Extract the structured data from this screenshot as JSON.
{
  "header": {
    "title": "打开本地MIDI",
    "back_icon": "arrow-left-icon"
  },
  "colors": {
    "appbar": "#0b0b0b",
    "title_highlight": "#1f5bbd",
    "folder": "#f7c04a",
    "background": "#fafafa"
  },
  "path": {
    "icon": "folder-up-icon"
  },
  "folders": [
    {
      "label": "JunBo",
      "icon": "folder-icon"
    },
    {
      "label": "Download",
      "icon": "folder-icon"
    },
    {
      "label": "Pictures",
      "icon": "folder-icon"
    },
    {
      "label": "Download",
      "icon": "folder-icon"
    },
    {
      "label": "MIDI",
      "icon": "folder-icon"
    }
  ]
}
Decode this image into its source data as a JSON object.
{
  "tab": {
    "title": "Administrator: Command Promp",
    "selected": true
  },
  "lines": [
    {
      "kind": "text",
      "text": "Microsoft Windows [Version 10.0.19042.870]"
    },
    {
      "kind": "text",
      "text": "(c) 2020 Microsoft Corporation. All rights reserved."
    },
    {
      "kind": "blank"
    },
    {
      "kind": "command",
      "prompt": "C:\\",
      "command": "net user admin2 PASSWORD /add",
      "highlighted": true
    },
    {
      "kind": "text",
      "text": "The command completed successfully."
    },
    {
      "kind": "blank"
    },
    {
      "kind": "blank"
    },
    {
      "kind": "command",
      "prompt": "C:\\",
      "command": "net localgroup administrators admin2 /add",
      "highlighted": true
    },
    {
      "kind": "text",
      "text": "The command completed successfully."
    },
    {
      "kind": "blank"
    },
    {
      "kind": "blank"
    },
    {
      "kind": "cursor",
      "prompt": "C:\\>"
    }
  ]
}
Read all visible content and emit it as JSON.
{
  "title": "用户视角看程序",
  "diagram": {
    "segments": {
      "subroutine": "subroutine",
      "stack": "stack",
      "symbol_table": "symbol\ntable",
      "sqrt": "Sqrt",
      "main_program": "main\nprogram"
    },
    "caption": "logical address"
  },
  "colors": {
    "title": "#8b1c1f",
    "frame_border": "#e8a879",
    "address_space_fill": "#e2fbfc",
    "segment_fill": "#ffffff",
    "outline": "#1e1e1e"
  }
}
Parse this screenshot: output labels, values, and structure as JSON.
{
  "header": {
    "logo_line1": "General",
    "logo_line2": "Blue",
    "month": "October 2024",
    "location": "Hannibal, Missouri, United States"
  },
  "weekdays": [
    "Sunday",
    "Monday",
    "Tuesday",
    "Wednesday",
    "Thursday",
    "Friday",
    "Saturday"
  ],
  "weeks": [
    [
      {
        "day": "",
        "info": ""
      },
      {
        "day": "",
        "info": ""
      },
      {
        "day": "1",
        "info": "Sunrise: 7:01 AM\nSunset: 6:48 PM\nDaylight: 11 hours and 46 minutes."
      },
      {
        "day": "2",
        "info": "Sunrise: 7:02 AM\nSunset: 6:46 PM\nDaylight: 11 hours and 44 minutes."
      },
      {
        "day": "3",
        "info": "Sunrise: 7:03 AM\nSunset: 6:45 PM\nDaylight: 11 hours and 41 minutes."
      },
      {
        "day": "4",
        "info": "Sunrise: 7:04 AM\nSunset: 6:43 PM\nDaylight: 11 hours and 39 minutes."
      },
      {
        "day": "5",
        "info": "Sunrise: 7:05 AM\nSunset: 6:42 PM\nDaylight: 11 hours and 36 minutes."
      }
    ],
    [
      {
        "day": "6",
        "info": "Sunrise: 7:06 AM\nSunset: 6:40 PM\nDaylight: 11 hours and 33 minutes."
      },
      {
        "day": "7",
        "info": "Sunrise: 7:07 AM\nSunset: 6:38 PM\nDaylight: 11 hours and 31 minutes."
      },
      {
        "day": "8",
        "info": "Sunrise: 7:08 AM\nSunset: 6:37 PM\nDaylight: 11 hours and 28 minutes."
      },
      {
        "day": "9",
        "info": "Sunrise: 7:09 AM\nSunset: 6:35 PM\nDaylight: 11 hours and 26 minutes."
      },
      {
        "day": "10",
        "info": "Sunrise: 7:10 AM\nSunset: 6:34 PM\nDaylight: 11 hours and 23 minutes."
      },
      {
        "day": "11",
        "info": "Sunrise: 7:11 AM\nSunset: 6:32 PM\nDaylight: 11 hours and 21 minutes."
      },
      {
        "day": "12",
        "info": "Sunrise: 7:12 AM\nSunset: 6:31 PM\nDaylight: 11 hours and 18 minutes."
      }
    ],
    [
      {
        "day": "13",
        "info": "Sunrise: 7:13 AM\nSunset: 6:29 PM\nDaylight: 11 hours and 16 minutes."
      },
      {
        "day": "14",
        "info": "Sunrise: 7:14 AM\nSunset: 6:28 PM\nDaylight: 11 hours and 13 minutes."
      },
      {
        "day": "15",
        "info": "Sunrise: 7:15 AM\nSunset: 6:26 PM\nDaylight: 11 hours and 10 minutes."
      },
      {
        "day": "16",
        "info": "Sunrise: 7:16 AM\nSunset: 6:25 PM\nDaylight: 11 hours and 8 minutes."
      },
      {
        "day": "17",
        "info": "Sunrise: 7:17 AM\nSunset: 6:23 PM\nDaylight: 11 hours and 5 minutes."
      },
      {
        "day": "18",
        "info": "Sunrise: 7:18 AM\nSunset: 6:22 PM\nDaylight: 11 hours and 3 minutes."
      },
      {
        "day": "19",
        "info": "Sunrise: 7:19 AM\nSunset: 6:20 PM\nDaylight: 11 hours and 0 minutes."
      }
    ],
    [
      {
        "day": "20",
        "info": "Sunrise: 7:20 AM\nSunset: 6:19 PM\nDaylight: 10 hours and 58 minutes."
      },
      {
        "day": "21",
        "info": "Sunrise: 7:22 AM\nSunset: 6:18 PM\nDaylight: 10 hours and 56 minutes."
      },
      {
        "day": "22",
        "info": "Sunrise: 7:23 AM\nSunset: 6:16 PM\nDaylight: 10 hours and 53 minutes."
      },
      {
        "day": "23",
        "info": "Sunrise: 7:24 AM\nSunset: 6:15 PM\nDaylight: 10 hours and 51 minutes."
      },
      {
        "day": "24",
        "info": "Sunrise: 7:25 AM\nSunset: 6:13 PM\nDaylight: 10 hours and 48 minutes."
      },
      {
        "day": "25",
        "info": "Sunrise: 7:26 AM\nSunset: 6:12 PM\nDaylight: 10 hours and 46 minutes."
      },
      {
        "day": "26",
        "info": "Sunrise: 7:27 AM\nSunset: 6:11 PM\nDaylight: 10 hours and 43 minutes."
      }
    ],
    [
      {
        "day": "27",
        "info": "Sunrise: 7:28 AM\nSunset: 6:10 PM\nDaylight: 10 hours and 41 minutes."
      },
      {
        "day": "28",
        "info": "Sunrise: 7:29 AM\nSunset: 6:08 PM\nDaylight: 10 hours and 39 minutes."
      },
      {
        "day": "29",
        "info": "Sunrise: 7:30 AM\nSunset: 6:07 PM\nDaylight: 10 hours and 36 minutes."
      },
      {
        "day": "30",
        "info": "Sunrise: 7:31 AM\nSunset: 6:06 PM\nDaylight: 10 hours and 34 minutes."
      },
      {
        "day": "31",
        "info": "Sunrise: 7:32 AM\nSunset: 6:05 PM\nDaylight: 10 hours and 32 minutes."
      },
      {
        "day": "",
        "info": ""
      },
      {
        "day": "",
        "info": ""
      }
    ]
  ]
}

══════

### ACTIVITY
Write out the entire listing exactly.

### ANSWER SPACE
Extract the structured data from this screenshot as JSON.
{
  "header": {
    "title": "打开本地MIDI",
    "back_icon": "arrow-left-icon"
  },
  "colors": {
    "appbar": "#0b0b0b",
    "title_highlight": "#1f5bbd",
    "folder": "#f7c04a",
    "background": "#fafafa"
  },
  "path": {
    "icon": "folder-up-icon"
  },
  "folders": [
    {
      "label": "JunBo",
      "icon": "folder-icon"
    },
    {
      "label": "Download",
      "icon": "folder-icon"
    },
    {
      "label": "Pictures",
      "icon": "folder-icon"
    },
    {
      "label": "Download",
      "icon": "folder-icon"
    },
    {
      "label": "MIDI",
      "icon": "folder-icon"
    }
  ]
}
Decode this image into its source data as a JSON object.
{
  "tab": {
    "title": "Administrator: Command Promp",
    "selected": true
  },
  "lines": [
    {
      "kind": "text",
      "text": "Microsoft Windows [Version 10.0.19042.870]"
    },
    {
      "kind": "text",
      "text": "(c) 2020 Microsoft Corporation. All rights reserved."
    },
    {
      "kind": "blank"
    },
    {
      "kind": "command",
      "prompt": "C:\\",
      "command": "net user admin2 PASSWORD /add",
      "highlighted": true
    },
    {
      "kind": "text",
      "text": "The command completed successfully."
    },
    {
      "kind": "blank"
    },
    {
      "kind": "blank"
    },
    {
      "kind": "command",
      "prompt": "C:\\",
      "command": "net localgroup administrators admin2 /add",
      "highlighted": true
    },
    {
      "kind": "text",
      "text": "The command completed successfully."
    },
    {
      "kind": "blank"
    },
    {
      "kind": "blank"
    },
    {
      "kind": "cursor",
      "prompt": "C:\\>"
    }
  ]
}
Read all visible content and emit it as JSON.
{
  "title": "用户视角看程序",
  "diagram": {
    "segments": {
      "subroutine": "subroutine",
      "stack": "stack",
      "symbol_table": "symbol\ntable",
      "sqrt": "Sqrt",
      "main_program": "main\nprogram"
    },
    "caption": "logical address"
  },
  "colors": {
    "title": "#8b1c1f",
    "frame_border": "#e8a879",
    "address_space_fill": "#e2fbfc",
    "segment_fill": "#ffffff",
    "outline": "#1e1e1e"
  }
}
Parse this screenshot: output labels, values, and structure as JSON.
{
  "header": {
    "logo_line1": "General",
    "logo_line2": "Blue",
    "month": "October 2024",
    "location": "Hannibal, Missouri, United States"
  },
  "weekdays": [
    "Sunday",
    "Monday",
    "Tuesday",
    "Wednesday",
    "Thursday",
    "Friday",
    "Saturday"
  ],
  "weeks": [
    [
      {
        "day": "",
        "info": ""
      },
      {
        "day": "",
        "info": ""
      },
      {
        "day": "1",
        "info": "Sunrise: 7:01 AM\nSunset: 6:48 PM\nDaylight: 11 hours and 46 minutes."
      },
      {
        "day": "2",
        "info": "Sunrise: 7:02 AM\nSunset: 6:46 PM\nDaylight: 11 hours and 44 minutes."
      },
      {
        "day": "3",
        "info": "Sunrise: 7:03 AM\nSunset: 6:45 PM\nDaylight: 11 hours and 41 minutes."
      },
      {
        "day": "4",
        "info": "Sunrise: 7:04 AM\nSunset: 6:43 PM\nDaylight: 11 hours and 39 minutes."
      },
      {
        "day": "5",
        "info": "Sunrise: 7:05 AM\nSunset: 6:42 PM\nDaylight: 11 hours and 36 minutes."
      }
    ],
    [
      {
        "day": "6",
        "info": "Sunrise: 7:06 AM\nSunset: 6:40 PM\nDaylight: 11 hours and 33 minutes."
      },
      {
        "day": "7",
        "info": "Sunrise: 7:07 AM\nSunset: 6:38 PM\nDaylight: 11 hours and 31 minutes."
      },
      {
        "day": "8",
        "info": "Sunrise: 7:08 AM\nSunset: 6:37 PM\nDaylight: 11 hours and 28 minutes."
      },
      {
        "day": "9",
        "info": "Sunrise: 7:09 AM\nSunset: 6:35 PM\nDaylight: 11 hours and 26 minutes."
      },
      {
        "day": "10",
        "info": "Sunrise: 7:10 AM\nSunset: 6:34 PM\nDaylight: 11 hours and 23 minutes."
      },
      {
        "day": "11",
        "info": "Sunrise: 7:11 AM\nSunset: 6:32 PM\nDaylight: 11 hours and 21 minutes."
      },
      {
        "day": "12",
        "info": "Sunrise: 7:12 AM\nSunset: 6:31 PM\nDaylight: 11 hours and 18 minutes."
      }
    ],
    [
      {
        "day": "13",
        "info": "Sunrise: 7:13 AM\nSunset: 6:29 PM\nDaylight: 11 hours and 16 minutes."
      },
      {
        "day": "14",
        "info": "Sunrise: 7:14 AM\nSunset: 6:28 PM\nDaylight: 11 hours and 13 minutes."
      },
      {
        "day": "15",
        "info": "Sunrise: 7:15 AM\nSunset: 6:26 PM\nDaylight: 11 hours and 10 minutes."
      },
      {
        "day": "16",
        "info": "Sunrise: 7:16 AM\nSunset: 6:25 PM\nDaylight: 11 hours and 8 minutes."
      },
      {
        "day": "17",
        "info": "Sunrise: 7:17 AM\nSunset: 6:23 PM\nDaylight: 11 hours and 5 minutes."
      },
      {
        "day": "18",
        "info": "Sunrise: 7:18 AM\nSunset: 6:22 PM\nDaylight: 11 hours and 3 minutes."
      },
      {
        "day": "19",
        "info": "Sunrise: 7:19 AM\nSunset: 6:20 PM\nDaylight: 11 hours and 0 minutes."
      }
    ],
    [
      {
        "day": "20",
        "info": "Sunrise: 7:20 AM\nSunset: 6:19 PM\nDaylight: 10 hours and 58 minutes."
      },
      {
        "day": "21",
        "info": "Sunrise: 7:22 AM\nSunset: 6:18 PM\nDaylight: 10 hours and 56 minutes."
      },
      {
        "day": "22",
        "info": "Sunrise: 7:23 AM\nSunset: 6:16 PM\nDaylight: 10 hours and 53 minutes."
      },
      {
        "day": "23",
        "info": "Sunrise: 7:24 AM\nSunset: 6:15 PM\nDaylight: 10 hours and 51 minutes."
      },
      {
        "day": "24",
        "info": "Sunrise: 7:25 AM\nSunset: 6:13 PM\nDaylight: 10 hours and 48 minutes."
      },
      {
        "day": "25",
        "info": "Sunrise: 7:26 AM\nSunset: 6:12 PM\nDaylight: 10 hours and 46 minutes."
      },
      {
        "day": "26",
        "info": "Sunrise: 7:27 AM\nSunset: 6:11 PM\nDaylight: 10 hours and 43 minutes."
      }
    ],
    [
      {
        "day": "27",
        "info": "Sunrise: 7:28 AM\nSunset: 6:10 PM\nDaylight: 10 hours and 41 minutes."
      },
      {
        "day": "28",
        "info": "Sunrise: 7:29 AM\nSunset: 6:08 PM\nDaylight: 10 hours and 39 minutes."
      },
      {
        "day": "29",
        "info": "Sunrise: 7:30 AM\nSunset: 6:07 PM\nDaylight: 10 hours and 36 minutes."
      },
      {
        "day": "30",
        "info": "Sunrise: 7:31 AM\nSunset: 6:06 PM\nDaylight: 10 hours and 34 minutes."
      },
      {
        "day": "31",
        "info": "Sunrise: 7:32 AM\nSunset: 6:05 PM\nDaylight: 10 hours and 32 minutes."
      },
      {
        "day": "",
        "info": ""
      },
      {
        "day": "",
        "info": ""
      }
    ]
  ]
}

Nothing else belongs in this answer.